Problem: Search the records for the string "JSON" and return each line that has it.

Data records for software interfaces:
--- --- ---

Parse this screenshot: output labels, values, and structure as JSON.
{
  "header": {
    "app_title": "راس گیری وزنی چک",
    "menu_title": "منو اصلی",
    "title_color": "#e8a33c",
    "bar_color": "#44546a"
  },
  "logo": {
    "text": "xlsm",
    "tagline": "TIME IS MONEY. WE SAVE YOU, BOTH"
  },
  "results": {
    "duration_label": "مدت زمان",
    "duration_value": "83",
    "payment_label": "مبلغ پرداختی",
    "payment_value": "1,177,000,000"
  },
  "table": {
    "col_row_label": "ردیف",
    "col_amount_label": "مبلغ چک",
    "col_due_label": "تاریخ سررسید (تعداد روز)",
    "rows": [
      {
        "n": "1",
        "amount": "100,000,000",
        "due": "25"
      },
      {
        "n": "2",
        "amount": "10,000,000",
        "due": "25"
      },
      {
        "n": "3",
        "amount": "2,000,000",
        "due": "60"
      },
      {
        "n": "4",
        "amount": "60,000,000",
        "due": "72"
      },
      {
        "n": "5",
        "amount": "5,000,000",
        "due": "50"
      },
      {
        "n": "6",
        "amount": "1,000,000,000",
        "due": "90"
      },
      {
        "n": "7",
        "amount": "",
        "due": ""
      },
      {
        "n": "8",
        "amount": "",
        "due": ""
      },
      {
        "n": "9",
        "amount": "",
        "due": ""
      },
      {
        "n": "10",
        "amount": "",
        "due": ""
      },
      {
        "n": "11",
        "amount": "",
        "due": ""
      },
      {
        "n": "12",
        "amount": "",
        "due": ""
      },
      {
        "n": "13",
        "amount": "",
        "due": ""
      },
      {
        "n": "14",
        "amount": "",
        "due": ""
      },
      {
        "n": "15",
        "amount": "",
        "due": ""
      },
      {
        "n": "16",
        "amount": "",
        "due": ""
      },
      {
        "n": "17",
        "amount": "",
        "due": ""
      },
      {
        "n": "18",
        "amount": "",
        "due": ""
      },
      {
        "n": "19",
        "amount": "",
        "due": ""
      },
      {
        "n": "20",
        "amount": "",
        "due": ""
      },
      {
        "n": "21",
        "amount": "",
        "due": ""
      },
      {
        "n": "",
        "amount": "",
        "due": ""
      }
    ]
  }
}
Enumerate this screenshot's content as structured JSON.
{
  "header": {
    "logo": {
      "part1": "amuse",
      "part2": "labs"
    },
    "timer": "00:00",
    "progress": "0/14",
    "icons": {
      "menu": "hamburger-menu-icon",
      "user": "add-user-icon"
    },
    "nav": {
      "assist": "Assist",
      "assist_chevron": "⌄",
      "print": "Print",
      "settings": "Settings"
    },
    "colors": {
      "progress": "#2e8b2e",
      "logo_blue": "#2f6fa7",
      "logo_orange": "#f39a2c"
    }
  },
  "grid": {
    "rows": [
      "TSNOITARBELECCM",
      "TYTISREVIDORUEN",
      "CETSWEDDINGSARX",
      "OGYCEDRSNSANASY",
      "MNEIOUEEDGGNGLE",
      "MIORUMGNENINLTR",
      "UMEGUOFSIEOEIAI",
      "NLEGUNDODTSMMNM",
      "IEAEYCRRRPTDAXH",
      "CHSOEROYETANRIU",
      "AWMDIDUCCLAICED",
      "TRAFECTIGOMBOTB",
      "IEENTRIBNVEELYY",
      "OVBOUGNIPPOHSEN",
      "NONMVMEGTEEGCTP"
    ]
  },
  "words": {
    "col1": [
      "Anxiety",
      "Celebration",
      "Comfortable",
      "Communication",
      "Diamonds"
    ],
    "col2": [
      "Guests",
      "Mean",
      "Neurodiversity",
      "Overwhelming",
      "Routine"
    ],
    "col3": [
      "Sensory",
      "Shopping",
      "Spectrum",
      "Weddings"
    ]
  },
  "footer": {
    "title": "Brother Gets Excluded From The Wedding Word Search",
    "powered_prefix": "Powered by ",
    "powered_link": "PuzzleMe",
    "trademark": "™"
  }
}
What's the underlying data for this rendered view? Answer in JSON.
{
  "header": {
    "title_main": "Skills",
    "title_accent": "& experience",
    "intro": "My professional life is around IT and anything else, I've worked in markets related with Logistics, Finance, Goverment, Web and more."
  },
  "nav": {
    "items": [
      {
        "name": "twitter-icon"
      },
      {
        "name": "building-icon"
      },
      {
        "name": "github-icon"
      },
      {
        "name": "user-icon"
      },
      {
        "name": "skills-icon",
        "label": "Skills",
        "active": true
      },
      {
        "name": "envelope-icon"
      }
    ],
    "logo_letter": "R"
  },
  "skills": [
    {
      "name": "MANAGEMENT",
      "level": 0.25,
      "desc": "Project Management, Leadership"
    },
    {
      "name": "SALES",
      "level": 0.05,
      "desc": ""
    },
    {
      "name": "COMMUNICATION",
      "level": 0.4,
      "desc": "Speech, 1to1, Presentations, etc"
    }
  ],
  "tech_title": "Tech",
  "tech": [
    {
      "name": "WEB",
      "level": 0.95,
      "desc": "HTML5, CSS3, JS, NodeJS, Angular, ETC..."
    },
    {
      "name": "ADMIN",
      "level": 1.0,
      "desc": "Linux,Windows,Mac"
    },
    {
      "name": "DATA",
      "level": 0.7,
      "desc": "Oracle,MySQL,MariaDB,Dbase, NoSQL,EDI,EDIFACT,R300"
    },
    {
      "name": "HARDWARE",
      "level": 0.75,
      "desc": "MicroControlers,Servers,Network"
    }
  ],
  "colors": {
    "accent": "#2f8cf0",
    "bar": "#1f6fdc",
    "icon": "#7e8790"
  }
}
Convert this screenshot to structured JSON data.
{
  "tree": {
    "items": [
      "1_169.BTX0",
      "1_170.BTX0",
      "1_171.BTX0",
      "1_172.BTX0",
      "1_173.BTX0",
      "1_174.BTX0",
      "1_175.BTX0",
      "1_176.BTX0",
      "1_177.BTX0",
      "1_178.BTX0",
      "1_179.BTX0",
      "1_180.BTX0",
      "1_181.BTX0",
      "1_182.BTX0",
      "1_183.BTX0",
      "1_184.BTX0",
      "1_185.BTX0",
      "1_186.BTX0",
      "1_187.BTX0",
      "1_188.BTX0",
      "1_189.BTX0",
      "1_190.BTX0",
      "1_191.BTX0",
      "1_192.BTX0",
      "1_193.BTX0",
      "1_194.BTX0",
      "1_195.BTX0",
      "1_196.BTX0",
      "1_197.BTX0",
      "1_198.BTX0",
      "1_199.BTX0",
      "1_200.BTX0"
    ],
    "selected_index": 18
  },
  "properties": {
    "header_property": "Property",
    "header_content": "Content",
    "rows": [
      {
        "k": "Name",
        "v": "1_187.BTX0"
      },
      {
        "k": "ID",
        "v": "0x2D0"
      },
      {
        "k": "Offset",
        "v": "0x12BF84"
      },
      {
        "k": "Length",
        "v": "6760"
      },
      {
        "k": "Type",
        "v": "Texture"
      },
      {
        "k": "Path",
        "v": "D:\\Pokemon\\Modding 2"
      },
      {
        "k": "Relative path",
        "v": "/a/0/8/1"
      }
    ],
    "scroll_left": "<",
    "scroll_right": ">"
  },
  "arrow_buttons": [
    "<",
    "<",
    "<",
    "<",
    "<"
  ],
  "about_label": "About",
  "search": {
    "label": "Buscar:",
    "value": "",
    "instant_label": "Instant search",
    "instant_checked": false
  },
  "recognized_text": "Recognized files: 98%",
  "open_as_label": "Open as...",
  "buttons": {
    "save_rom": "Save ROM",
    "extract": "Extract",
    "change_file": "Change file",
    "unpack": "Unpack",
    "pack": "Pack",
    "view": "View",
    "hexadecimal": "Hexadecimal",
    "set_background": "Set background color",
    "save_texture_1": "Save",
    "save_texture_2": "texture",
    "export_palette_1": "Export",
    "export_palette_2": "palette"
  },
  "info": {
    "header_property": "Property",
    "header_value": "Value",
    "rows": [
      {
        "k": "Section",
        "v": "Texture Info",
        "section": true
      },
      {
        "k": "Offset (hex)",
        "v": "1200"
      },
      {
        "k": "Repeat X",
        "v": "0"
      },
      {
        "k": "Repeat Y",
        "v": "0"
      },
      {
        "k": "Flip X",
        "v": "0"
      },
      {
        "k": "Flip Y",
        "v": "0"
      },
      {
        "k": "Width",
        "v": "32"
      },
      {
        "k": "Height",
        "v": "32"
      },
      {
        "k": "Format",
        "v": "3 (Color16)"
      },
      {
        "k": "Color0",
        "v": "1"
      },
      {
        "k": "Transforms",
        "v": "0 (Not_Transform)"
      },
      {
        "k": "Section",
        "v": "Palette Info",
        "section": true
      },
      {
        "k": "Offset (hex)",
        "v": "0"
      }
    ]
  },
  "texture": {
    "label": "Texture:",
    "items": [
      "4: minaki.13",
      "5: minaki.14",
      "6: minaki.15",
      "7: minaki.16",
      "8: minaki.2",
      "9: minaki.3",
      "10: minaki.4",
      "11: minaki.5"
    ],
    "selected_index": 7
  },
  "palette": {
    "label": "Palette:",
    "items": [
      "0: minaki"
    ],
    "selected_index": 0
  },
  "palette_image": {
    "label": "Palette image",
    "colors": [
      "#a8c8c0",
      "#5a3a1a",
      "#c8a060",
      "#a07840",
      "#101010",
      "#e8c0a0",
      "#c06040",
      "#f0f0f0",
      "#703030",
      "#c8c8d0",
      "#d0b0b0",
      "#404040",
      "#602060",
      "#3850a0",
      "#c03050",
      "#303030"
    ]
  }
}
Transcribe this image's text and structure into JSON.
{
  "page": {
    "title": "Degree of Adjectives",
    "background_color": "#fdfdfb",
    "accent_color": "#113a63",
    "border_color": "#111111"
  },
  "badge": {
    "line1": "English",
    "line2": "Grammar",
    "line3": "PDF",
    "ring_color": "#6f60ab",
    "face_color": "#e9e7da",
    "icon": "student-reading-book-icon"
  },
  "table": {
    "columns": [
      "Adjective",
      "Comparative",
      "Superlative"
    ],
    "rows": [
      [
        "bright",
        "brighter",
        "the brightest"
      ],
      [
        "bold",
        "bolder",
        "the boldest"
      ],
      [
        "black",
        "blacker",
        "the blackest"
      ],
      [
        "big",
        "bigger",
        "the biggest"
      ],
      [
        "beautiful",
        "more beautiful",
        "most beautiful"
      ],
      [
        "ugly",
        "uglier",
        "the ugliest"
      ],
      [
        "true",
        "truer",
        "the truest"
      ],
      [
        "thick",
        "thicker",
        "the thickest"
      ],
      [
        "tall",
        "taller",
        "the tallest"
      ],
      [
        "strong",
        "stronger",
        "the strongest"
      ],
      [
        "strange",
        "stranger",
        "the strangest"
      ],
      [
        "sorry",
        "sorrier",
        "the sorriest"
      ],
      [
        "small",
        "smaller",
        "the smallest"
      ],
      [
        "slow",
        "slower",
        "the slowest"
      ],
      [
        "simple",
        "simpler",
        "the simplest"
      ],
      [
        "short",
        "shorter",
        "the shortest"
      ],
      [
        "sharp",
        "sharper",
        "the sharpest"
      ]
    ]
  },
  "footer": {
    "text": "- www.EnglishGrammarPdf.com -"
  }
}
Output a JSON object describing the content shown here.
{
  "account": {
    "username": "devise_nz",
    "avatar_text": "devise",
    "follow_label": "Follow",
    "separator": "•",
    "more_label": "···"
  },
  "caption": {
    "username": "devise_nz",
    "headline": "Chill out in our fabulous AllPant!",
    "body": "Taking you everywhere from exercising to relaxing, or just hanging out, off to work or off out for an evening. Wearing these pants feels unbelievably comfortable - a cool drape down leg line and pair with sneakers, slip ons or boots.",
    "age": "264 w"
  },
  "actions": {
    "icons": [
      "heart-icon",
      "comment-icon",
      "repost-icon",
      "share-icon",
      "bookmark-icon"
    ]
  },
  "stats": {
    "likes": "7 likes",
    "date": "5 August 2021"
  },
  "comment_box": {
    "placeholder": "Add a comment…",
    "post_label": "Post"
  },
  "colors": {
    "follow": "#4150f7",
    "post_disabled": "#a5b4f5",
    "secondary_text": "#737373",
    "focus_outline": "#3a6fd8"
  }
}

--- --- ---

Written response:
Parse this screenshot: output labels, values, and structure as JSON.
Enumerate this screenshot's content as structured JSON.
What's the underlying data for this rendered view? Answer in JSON.
Convert this screenshot to structured JSON data.
Transcribe this image's text and structure into JSON.
Output a JSON object describing the content shown here.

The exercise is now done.